Thursday, 02 August 2007
I've just been reading an article that places sixties Greenwich Village queen Karen Dalton as the Nick Drake of the Noughties. I'm not sure why the music press insist on using such lazy comparisons - but I can honestly see what they mean on this occasion. Dalton never really achieved the success she deserved and the cult status and hero worship she has attained since has only really come in the last few years. Despite being referred to by Bob Dylan as one of Greenwich Village's most important figures she never really managed to capture public imagination … Read more
Wednesday, 01 August 2007
Erica Garcia established Mountain Party specifically to fill a slot in a Devendra Banhart-curated music festival (the snappily titled Hypnorituals and Mesmemusical Miracles Hanging In The Sky festival, to be precise). As you'd imagine from that snippet of background information, Mountain Party's sound is very much informed by hazily recorded psych-tinged folk, citing Andean music as a particular influence. You can certainly hear elements of that in tracks like 'Guarani' and the wonky Ry Cooder-isms of 'High Way'. Elsewhere the witchy, muffled incantations of 'Himno 3' bring to mind a… Read more
Thursday, 26 July 2007
This selection cultivated from the first part of Ontayso's 24 Hour Box project provides an abridged catch-up capsule for anyone wanting to dip into Koen Lybaert's incredibly ambitious year-long project of field recordings. Ontayso's plan is to produce two hour-long CDs per month, each condensing a day's worth of environmental and location sounds into a processed piece of ambient music. At least I think that's the gist of it, it's all rather complicated and concept-heavy. Irrespective of any such cumbersome accompanying baggage, the disc functions perfectly well as an i… Read more
Sometimes records float by our way that almost totally defy all classification, and I'm very happy to say that 'Athlantis' by Eyvind Kang is one of those rare beasts. Coming from Mike Patton's reliably insane Ipecac imprint you've always got to expect the unexpected, but I could have never predicted an album quite like this. Kang is a trained violinist and has turned his hand to doing string arrangements to a whole host of fabulous artists such as Laurie Anderson, Laura Veirs and Blonde Redhead but here he puts his mind to something far grander in scale, taking advantage of his friends to help him… Read more
I've long had a soft spot for Common, and although he might not always end up with great records you always get the sense that he does what he does for a reason. 'Like Water for Chocolate' was for me the pinnacle of that late-90s sound, it was conscious but it lacked the self-congratulatory preachiness of so much conscious rap, and more importantly the production was jaw-dropping throughout thanks in part to a certain J.Dilla. 'Finding Forever' is the veteran rapper's seventh album and in my opinion his best in years, thanks in part to again being pitted against some quite inspired production. An… Read more

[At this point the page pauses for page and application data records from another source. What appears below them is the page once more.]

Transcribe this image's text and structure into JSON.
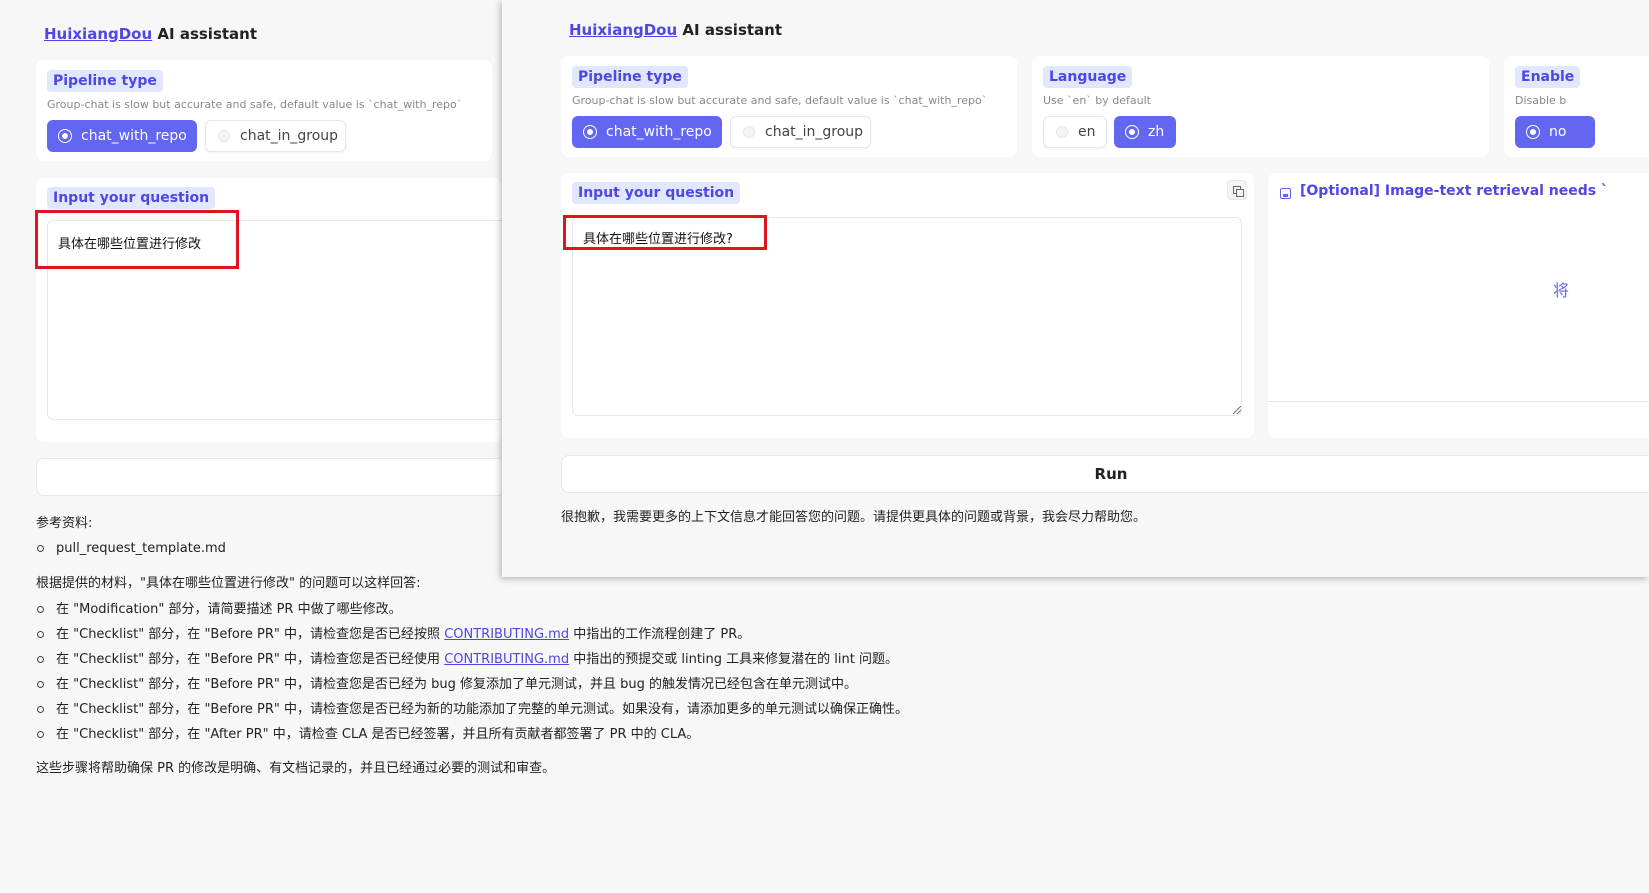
{
  "back": {
    "header": {
      "link": "HuixiangDou",
      "rest": "AI assistant"
    },
    "pipeline": {
      "label": "Pipeline type",
      "info": "Group-chat is slow but accurate and safe, default value is `chat_with_repo`",
      "options": [
        "chat_with_repo",
        "chat_in_group"
      ]
    },
    "question": {
      "label": "Input your question",
      "value": "具体在哪些位置进行修改"
    },
    "output": {
      "refs_title": "参考资料:",
      "refs": [
        "pull_request_template.md"
      ],
      "intro": "根据提供的材料，\"具体在哪些位置进行修改\" 的问题可以这样回答:",
      "items": [
        {
          "pre": "在 \"Modification\" 部分，请简要描述 PR 中做了哪些修改。",
          "link": "",
          "post": ""
        },
        {
          "pre": "在 \"Checklist\" 部分，在 \"Before PR\" 中，请检查您是否已经按照 ",
          "link": "CONTRIBUTING.md",
          "post": " 中指出的工作流程创建了 PR。"
        },
        {
          "pre": "在 \"Checklist\" 部分，在 \"Before PR\" 中，请检查您是否已经使用 ",
          "link": "CONTRIBUTING.md",
          "post": " 中指出的预提交或 linting 工具来修复潜在的 lint 问题。"
        },
        {
          "pre": "在 \"Checklist\" 部分，在 \"Before PR\" 中，请检查您是否已经为 bug 修复添加了单元测试，并且 bug 的触发情况已经包含在单元测试中。",
          "link": "",
          "post": ""
        },
        {
          "pre": "在 \"Checklist\" 部分，在 \"Before PR\" 中，请检查您是否已经为新的功能添加了完整的单元测试。如果没有，请添加更多的单元测试以确保正确性。",
          "link": "",
          "post": ""
        },
        {
          "pre": "在 \"Checklist\" 部分，在 \"After PR\" 中，请检查 CLA 是否已经签署，并且所有贡献者都签署了 PR 中的 CLA。",
          "link": "",
          "post": ""
        }
      ],
      "conclusion": "这些步骤将帮助确保 PR 的修改是明确、有文档记录的，并且已经通过必要的测试和审查。"
    }
  },
  "front": {
    "header": {
      "link": "HuixiangDou",
      "rest": "AI assistant"
    },
    "pipeline": {
      "label": "Pipeline type",
      "info": "Group-chat is slow but accurate and safe, default value is `chat_with_repo`",
      "options": [
        "chat_with_repo",
        "chat_in_group"
      ]
    },
    "language": {
      "label": "Language",
      "info": "Use `en` by default",
      "options": [
        "en",
        "zh"
      ]
    },
    "enable": {
      "label": "Enable",
      "info": "Disable b",
      "option": "no"
    },
    "question": {
      "label": "Input your question",
      "value": "具体在哪些位置进行修改?"
    },
    "image": {
      "label": "[Optional] Image-text retrieval needs `",
      "placeholder_char": "将"
    },
    "run_label": "Run",
    "answer": "很抱歉，我需要更多的上下文信息才能回答您的问题。请提供更具体的问题或背景，我会尽力帮助您。"
  },
  "colors": {
    "accent": "#6366f1",
    "chip_bg": "#e0e7ff",
    "highlight": "#e0141e"
  }
}
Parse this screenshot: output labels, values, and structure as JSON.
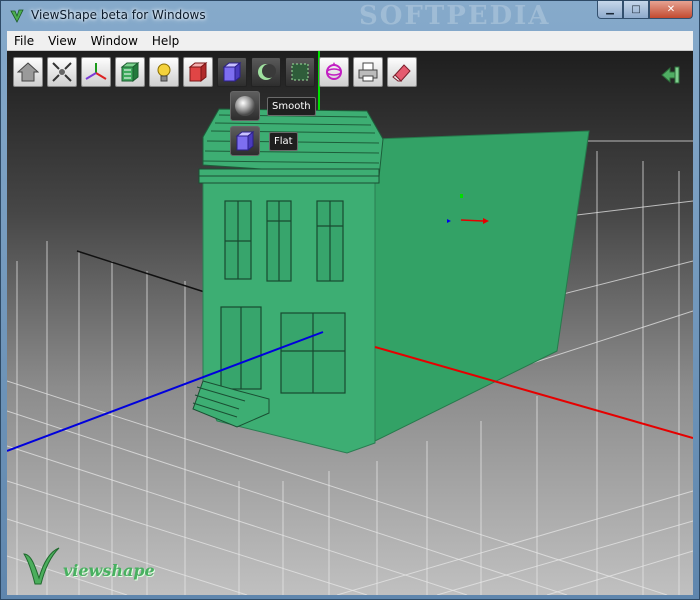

Our man Trim is back on a grime tip again with this followup to the Soul Food cd we had no so long ago. This time around we're treated to some serious lyrical grime damage and with a lineup as sick as this I'm sure there's gonna be some interest - on the beats we have Wiley who is as on form as ever, Jerzy, Mega and DVA and the quality is as high as you'd expect from Trim. This is hot stuff and won't last long - grime is hot again right now, so check it out.